Input records —

━━━━━━━━━━

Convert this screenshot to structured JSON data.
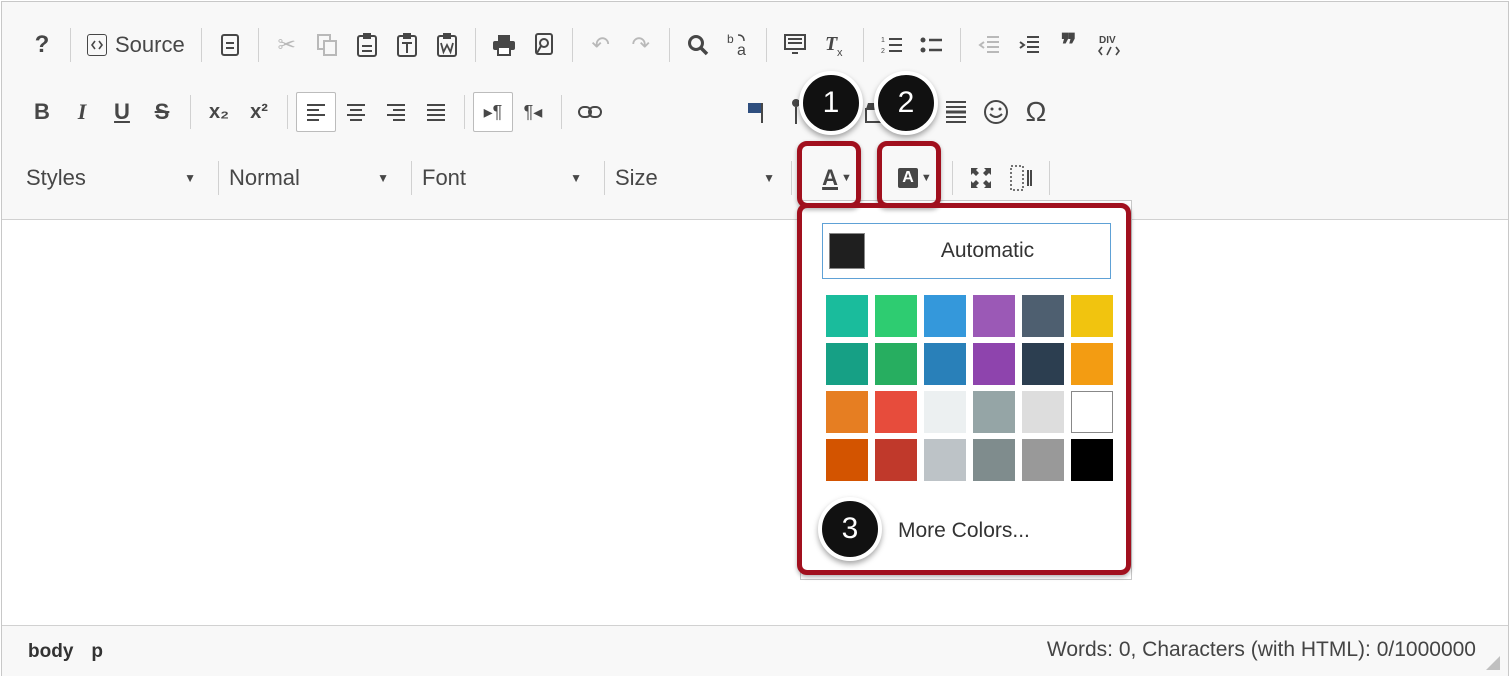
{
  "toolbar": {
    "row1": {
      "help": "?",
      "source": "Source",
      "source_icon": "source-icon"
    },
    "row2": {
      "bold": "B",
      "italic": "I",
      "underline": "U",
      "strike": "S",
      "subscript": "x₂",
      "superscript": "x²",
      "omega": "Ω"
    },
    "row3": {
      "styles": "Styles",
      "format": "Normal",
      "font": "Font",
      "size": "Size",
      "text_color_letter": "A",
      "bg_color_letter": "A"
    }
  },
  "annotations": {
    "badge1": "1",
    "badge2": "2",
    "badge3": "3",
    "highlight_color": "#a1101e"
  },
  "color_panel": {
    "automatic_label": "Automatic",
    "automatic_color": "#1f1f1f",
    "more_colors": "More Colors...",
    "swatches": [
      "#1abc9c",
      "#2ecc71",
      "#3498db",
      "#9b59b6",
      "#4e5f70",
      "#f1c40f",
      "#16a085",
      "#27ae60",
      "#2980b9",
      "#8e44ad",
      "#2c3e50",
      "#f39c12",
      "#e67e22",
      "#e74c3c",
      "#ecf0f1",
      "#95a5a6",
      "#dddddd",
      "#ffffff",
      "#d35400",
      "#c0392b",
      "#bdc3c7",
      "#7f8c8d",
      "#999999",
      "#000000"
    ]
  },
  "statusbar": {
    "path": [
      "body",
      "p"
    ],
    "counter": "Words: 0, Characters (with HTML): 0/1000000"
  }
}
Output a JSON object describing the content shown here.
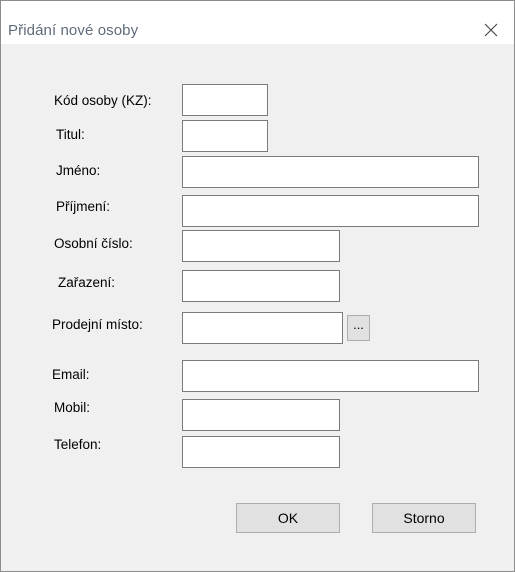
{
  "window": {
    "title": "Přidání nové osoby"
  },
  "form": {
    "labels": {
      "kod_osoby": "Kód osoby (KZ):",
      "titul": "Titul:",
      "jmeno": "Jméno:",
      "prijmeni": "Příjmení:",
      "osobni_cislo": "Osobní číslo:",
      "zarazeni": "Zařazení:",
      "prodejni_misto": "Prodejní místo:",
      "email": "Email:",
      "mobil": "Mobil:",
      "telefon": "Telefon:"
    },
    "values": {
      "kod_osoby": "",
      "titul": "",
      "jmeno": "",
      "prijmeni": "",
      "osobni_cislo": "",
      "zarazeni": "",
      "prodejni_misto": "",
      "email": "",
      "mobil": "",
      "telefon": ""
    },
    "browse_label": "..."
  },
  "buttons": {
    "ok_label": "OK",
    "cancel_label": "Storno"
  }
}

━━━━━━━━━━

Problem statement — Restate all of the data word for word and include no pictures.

Your solution —
Convert this screenshot to structured JSON data.
{
  "toolbar": {
    "row1": {
      "help": "?",
      "source": "Source",
      "source_icon": "source-icon"
    },
    "row2": {
      "bold": "B",
      "italic": "I",
      "underline": "U",
      "strike": "S",
      "subscript": "x₂",
      "superscript": "x²",
      "omega": "Ω"
    },
    "row3": {
      "styles": "Styles",
      "format": "Normal",
      "font": "Font",
      "size": "Size",
      "text_color_letter": "A",
      "bg_color_letter": "A"
    }
  },
  "annotations": {
    "badge1": "1",
    "badge2": "2",
    "badge3": "3",
    "highlight_color": "#a1101e"
  },
  "color_panel": {
    "automatic_label": "Automatic",
    "automatic_color": "#1f1f1f",
    "more_colors": "More Colors...",
    "swatches": [
      "#1abc9c",
      "#2ecc71",
      "#3498db",
      "#9b59b6",
      "#4e5f70",
      "#f1c40f",
      "#16a085",
      "#27ae60",
      "#2980b9",
      "#8e44ad",
      "#2c3e50",
      "#f39c12",
      "#e67e22",
      "#e74c3c",
      "#ecf0f1",
      "#95a5a6",
      "#dddddd",
      "#ffffff",
      "#d35400",
      "#c0392b",
      "#bdc3c7",
      "#7f8c8d",
      "#999999",
      "#000000"
    ]
  },
  "statusbar": {
    "path": [
      "body",
      "p"
    ],
    "counter": "Words: 0, Characters (with HTML): 0/1000000"
  }
}
Output a JSON object describing the content shown here.
{
  "window": {
    "title": "Přidání nové osoby"
  },
  "form": {
    "labels": {
      "kod_osoby": "Kód osoby (KZ):",
      "titul": "Titul:",
      "jmeno": "Jméno:",
      "prijmeni": "Příjmení:",
      "osobni_cislo": "Osobní číslo:",
      "zarazeni": "Zařazení:",
      "prodejni_misto": "Prodejní místo:",
      "email": "Email:",
      "mobil": "Mobil:",
      "telefon": "Telefon:"
    },
    "values": {
      "kod_osoby": "",
      "titul": "",
      "jmeno": "",
      "prijmeni": "",
      "osobni_cislo": "",
      "zarazeni": "",
      "prodejni_misto": "",
      "email": "",
      "mobil": "",
      "telefon": ""
    },
    "browse_label": "..."
  },
  "buttons": {
    "ok_label": "OK",
    "cancel_label": "Storno"
  }
}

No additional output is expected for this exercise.